Creating Public Spaces which Encourage Strangers to Interact


This post is also available in: Chinese (Traditional), Spanish

Cyborg anthropologist Amber Case meets Charlie Todd – activist, author and founder of Improv Everywhere – as part of a series discussing the future of the city on Smart Urban Stage

Modern cities are full of “non-places” – locations where people are strangers to one another and have no impetus to interact. In a modern world of isolation and non-places, cell phones are a comfortable lighthouse in a sea of uncertain social situations. The problem is that most people choose cell phones over meeting each other. This results in a sea of people looking at their phones instead of experiencing the world and the people around them. I’d love it if public areas were reconstructed in ways that would make people comfortable enough that they could interact without their cell phones. There’s no way of predicting the kinds of interesting moments that might occur!

Amber Case: How do we make public areas where strangers are encouraged to communicate with each other instead of stare into screens?

Improv Everywhere: When I moved to New York in the summer of 2001, it was my first time living in a large city. The biggest adjustment for me was getting used to how people dealt with each other in public spaces. Coming from a smaller city, I was used to eye contact and smiles with strangers. You would usually wave hello to a passing car on the street, even if you weren’t sure you knew the driver.

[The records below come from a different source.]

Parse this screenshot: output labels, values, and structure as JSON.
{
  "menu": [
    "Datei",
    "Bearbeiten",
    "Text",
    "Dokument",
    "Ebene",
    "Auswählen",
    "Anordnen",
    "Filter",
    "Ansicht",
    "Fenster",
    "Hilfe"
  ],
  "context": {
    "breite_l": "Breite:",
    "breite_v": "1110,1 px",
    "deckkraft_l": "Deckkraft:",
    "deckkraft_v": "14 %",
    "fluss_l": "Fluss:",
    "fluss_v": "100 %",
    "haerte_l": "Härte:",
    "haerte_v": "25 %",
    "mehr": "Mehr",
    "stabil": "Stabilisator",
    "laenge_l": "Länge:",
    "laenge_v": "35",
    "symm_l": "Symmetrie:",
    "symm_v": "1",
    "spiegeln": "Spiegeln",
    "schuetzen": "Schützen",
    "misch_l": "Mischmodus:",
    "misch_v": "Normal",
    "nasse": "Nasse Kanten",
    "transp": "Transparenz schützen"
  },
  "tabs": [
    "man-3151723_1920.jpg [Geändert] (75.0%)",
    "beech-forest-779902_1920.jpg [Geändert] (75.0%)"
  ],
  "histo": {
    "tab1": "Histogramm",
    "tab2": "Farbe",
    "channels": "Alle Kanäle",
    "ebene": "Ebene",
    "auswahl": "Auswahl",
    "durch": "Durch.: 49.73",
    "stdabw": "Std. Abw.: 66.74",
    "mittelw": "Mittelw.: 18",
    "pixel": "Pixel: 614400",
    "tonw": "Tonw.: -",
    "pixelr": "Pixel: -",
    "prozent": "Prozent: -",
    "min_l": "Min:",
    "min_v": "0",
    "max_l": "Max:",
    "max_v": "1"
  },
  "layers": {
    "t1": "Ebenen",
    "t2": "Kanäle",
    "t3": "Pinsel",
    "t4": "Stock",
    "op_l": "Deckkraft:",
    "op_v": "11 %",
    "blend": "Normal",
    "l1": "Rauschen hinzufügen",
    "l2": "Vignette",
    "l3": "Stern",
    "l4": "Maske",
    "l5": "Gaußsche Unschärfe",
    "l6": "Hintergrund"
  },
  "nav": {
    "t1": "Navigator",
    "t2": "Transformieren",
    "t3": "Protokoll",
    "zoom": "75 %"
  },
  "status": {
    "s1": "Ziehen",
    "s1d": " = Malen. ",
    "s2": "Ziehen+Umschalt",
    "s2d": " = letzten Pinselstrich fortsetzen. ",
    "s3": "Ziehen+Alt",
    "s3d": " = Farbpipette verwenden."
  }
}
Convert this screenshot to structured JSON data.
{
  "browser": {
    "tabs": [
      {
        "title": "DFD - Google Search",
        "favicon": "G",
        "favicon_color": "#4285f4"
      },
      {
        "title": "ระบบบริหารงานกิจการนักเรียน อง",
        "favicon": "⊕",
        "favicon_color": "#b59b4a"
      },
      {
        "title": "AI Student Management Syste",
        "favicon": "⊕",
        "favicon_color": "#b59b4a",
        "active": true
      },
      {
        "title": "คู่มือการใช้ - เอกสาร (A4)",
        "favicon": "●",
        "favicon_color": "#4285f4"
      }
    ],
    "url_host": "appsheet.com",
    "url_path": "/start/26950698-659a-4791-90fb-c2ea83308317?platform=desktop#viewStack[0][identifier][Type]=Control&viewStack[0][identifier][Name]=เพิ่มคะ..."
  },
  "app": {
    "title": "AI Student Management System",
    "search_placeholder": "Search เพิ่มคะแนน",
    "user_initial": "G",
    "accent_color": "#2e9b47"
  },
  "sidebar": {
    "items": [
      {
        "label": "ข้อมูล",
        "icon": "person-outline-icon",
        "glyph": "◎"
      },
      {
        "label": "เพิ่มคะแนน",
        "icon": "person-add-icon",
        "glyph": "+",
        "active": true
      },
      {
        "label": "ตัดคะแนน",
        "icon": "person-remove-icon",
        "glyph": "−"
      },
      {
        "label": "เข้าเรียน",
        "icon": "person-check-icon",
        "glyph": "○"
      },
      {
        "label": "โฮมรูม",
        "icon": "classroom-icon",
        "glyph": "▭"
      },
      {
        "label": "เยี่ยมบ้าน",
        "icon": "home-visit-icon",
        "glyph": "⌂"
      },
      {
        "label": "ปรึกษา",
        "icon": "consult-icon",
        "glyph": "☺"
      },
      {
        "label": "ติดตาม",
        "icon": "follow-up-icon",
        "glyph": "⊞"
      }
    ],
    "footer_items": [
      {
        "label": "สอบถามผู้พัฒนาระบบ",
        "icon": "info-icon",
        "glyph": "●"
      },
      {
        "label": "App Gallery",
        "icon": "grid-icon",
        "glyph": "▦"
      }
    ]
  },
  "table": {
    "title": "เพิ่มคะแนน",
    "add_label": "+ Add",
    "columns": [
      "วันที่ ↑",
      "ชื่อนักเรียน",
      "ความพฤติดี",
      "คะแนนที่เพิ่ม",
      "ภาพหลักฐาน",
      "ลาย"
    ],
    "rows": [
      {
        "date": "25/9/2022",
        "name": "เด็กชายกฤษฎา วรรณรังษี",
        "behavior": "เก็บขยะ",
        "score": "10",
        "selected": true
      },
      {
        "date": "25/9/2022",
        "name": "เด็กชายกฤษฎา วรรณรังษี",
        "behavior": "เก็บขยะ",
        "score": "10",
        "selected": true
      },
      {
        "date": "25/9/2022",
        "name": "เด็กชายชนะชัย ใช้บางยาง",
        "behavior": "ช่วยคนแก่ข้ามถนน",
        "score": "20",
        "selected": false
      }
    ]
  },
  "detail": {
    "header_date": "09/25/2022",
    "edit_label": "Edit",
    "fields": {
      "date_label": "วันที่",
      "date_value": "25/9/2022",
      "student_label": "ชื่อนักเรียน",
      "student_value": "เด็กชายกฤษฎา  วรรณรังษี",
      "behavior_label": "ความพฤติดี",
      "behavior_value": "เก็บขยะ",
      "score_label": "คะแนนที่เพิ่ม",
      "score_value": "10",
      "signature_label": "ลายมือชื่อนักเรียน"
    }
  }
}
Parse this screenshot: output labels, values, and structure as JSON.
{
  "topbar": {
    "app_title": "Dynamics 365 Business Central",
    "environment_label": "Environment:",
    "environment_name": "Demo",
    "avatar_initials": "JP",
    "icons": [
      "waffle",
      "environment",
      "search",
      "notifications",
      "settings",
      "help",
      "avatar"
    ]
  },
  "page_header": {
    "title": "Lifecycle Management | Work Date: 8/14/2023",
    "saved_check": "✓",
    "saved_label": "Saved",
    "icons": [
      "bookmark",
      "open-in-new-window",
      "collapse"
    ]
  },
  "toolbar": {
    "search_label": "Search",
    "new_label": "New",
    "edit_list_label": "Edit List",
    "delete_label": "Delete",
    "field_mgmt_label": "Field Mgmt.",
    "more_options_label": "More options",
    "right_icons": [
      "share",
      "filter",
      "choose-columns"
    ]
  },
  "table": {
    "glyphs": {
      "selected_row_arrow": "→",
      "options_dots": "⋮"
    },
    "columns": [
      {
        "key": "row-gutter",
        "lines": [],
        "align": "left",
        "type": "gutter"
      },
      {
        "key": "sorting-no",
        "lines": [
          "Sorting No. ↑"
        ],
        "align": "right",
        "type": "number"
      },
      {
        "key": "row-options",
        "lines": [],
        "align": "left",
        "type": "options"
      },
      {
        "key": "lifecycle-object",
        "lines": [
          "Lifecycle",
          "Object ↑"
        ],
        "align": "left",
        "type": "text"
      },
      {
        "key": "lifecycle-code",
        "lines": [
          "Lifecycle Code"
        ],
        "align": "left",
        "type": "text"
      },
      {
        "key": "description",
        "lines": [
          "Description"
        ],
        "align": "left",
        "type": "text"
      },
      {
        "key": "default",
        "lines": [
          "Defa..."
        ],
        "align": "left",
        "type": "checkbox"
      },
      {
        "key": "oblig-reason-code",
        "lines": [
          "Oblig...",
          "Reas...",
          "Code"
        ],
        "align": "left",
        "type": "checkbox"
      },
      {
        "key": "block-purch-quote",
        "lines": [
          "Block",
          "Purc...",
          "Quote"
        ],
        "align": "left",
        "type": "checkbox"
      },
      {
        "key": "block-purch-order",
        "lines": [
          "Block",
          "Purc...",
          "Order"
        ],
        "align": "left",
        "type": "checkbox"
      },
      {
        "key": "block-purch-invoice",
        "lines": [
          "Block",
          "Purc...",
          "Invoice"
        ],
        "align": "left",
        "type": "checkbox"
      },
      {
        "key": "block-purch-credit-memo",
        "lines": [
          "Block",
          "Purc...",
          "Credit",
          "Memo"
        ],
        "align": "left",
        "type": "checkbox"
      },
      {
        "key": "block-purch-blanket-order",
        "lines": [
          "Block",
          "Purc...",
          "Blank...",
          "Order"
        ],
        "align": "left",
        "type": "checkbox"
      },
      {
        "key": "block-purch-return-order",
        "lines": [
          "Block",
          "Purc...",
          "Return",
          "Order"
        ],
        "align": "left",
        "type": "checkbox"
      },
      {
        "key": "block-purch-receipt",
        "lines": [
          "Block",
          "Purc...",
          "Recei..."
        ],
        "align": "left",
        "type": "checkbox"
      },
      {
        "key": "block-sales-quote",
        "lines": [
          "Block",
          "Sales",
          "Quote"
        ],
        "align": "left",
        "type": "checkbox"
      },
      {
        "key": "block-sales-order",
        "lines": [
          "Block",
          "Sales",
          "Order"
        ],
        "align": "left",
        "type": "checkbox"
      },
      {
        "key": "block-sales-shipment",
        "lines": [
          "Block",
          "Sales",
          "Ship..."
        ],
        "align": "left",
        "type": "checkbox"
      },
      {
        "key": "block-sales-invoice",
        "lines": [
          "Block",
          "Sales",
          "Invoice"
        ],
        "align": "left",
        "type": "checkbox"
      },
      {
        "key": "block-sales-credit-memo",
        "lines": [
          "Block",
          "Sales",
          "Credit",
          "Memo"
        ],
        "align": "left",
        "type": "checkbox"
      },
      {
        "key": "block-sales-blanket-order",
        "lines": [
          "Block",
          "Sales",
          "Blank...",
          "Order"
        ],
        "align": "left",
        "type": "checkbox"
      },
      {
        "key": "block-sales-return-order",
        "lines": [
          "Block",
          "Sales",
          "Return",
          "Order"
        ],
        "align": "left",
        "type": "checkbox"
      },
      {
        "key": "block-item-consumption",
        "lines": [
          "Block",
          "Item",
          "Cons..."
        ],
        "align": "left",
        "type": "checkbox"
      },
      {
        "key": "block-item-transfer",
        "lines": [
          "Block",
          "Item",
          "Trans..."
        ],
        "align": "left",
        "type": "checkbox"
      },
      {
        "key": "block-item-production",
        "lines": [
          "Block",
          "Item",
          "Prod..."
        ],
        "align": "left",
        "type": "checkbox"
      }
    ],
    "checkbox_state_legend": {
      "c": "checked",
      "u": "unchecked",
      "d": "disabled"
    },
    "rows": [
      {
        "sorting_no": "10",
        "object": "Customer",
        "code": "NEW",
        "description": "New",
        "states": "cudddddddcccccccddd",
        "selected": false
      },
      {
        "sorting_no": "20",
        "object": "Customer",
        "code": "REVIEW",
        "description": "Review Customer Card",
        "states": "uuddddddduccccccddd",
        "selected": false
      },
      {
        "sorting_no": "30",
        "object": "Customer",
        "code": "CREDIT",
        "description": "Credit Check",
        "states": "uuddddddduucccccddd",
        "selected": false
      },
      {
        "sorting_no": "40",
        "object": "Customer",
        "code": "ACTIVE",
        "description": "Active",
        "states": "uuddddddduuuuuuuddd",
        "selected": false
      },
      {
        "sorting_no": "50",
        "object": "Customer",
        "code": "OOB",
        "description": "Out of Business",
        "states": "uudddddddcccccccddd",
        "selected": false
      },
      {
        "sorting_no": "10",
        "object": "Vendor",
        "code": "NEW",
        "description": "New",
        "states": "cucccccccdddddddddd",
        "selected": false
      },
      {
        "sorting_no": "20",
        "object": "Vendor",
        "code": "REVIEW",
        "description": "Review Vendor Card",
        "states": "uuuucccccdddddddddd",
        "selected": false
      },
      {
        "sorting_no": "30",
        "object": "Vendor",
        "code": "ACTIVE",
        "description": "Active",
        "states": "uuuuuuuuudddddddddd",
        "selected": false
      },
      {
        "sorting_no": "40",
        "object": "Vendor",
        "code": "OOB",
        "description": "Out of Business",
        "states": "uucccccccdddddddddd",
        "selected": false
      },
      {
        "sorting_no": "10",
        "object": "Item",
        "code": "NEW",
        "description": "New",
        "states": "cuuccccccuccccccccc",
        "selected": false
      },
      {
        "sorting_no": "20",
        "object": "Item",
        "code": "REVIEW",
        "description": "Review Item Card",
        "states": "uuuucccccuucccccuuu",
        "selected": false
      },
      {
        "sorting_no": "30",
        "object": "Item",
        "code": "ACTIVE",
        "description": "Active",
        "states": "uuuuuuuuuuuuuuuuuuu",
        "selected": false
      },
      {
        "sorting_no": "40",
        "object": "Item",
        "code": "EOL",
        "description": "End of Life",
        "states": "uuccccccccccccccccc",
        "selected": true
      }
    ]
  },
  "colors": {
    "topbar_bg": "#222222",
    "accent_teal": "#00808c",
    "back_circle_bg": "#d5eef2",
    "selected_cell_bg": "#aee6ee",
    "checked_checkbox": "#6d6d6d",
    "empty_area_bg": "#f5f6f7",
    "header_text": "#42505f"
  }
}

That summer started Improv Everywhere, in part, as a tool to create disturbances that would encourage random strangers to interact with each other. As it’s quite easy to create a negative disturbance, I decided to challenge myself to create positive moments. Strangers may occasionally chat with each other if something annoying is happening (why is the bus so late?), but it’s not often that strangers get a chance to connect over something fun.

As technology has advanced and we’ve come to a point where a huge percentage of citizens carry around computers in their pockets at all times, communication among strangers has become even less common. I, myself, am as guilty as anyone. I rarely ride the subway without my smart phone- reading an article and listening to music simultaneously, closed off from others.

Smart phones have created a situation that further challenges Improv Everywhere in staging spectacles that break through the routine of daily city life. When our projects succeed, we get random New Yorkers to look up from their screens and become more observant of their surroundings. A commuter is stopped in his tracks when he realizes there are plenty of people giving high fives to a stranger on the escalator. A conference talk is turned upside down when it suddenly bursts into a musical performance.

The world starts to loosen up. You see people asking if anyone knows what’s going on, smiling at each other and grouping together. That’s what Improv Everywhere does. We challenge the routines within various cities, interrupt the everyday boredom and spice up urban life by creating surreal stunts within the cities. Improv Everywhere gets the busy city crowd to stop and shift their attention away from their phones and laptops back to real life and the people who surround them.

This article is part of a series discussing the future of the city. Check out the rest on Smart Urban Stage

  • Tina

    Although I understand the idea of this and often find it uplifting when in positive contact with strangers, I also want to point out something that is often forgotten in discussions about how boring it is that people do not talk to each other in the subway, and that is the freedom that comes with being in exactly in-between-places, where we don’t have to be anyone special, but can just have time to pause or transform between our roles in society. I recently had a discussion with some friends about how much we need that time for calming down, collecting our thoughts, listening to music and almost meditate as the subway keeps moving…

    • Joe Peach

      I very much agree with you Tina. As ever, there needs to be a middle ground!

    • scooterj2003

      perhaps, though this may overestimate how people use their “calming down time”. If you’re staring into a screen, and you’re not playing a game, you’re probably doing *something* like tweeting, facebooking, texting, emailing, and so forth. In other words, you’re still in the same role you were before, only your environment has changed.

  • Chris Richards

    This is interesting to me because I wrote a little rant a while back after experiencing this in DC!
    I was amazed that no one could even make eye contact: